05 Jun / An Unlikely Trendsetter in a Complexly Cultural World
In the ever-growing world of online and mobile accessibility, marketing to mass amounts of consumers has never been easier. Yet, are generalized messages truly what win people over? McDonald’s would say no, and based on the success of their marketing strategy, they may be right. If you are wondering just how they do it, the answer is actually…you!
By embracing individual differences and considering a variety of different cultures, McDonald’s raises the bar in the world of marketing.
The process they use, segment marketing, includes dividing their entire audience into smaller sections. This allows for more meaningful interactions on an individualized level. This may sound like a simple idea, however, what makes this tactic truly special is how McDonald’s executes the process.
With the addition of multiple segments comes an increased need for individuals to oversee these segments. Once divided, McDonald’s assigns a specialist to each group. Each section has its own specialized marketing manager, otherwise known as a Market Segment Manager.
So how exactly does McDonald’s decide how to segment their audience? Well, location, demographics, and existing behavior predictions all contribute. If you have ever stopped into a McDonald’s while traveling outside, or even inside, the United States, perhaps you have noticed something unique on the menu.

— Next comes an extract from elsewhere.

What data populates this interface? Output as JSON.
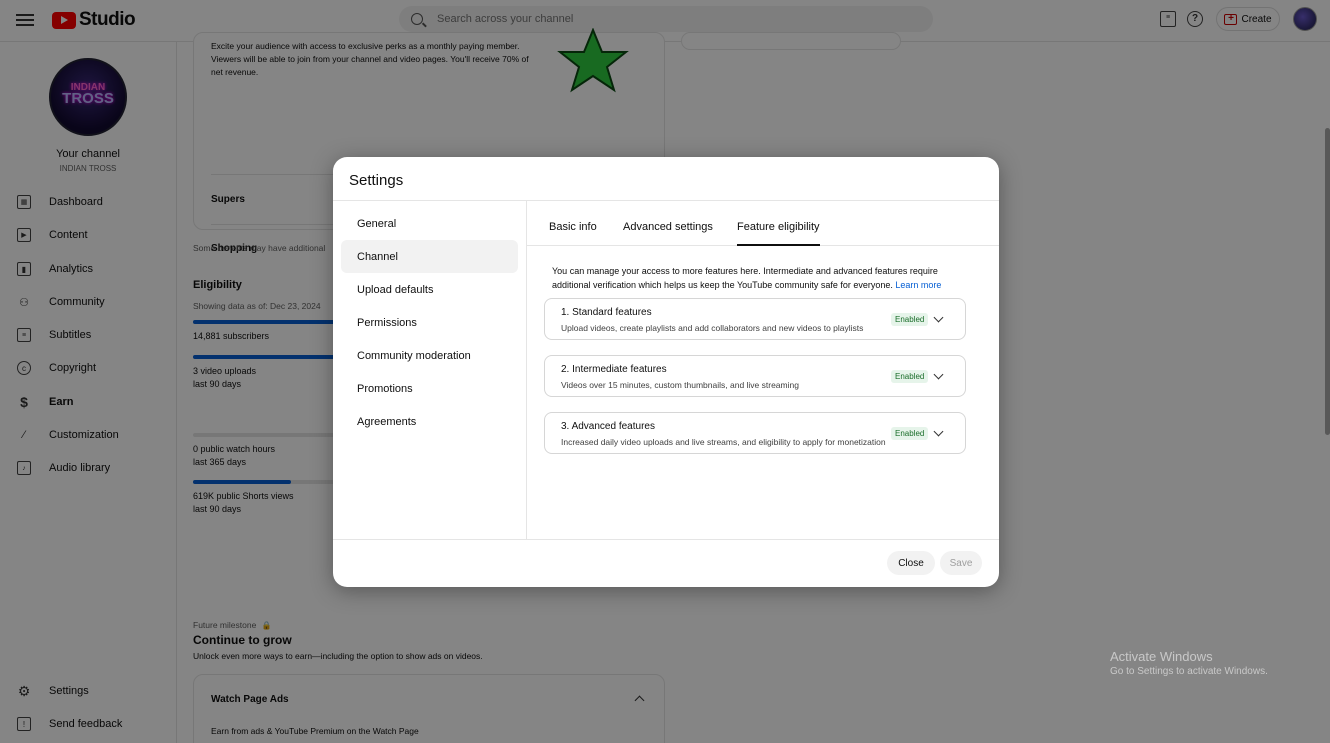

Often times, specialty sandwiches and desserts that reflect local food are offered in addition to the beloved classics. Some fun international items include Japan’s Filet O’ Shrimp sandwich, India’s McVeggie, Australia’s Bakehouse Brekkie Roll, and much more.
McDonald’s does not create segments strictly based on culture or geographical location. By taking into account preexisting behaviors, segments based on age and attitude also play a role in their grand marketing scheme.
And if you are curious as to whether or not this strategy is working for McDonald’s, there are numbers supporting their success. Ranking second only by a mere nine points on the 2013 Brand Cross Cultural Index, it is clear that the fast food giant has found an effective tactic to reach its segments.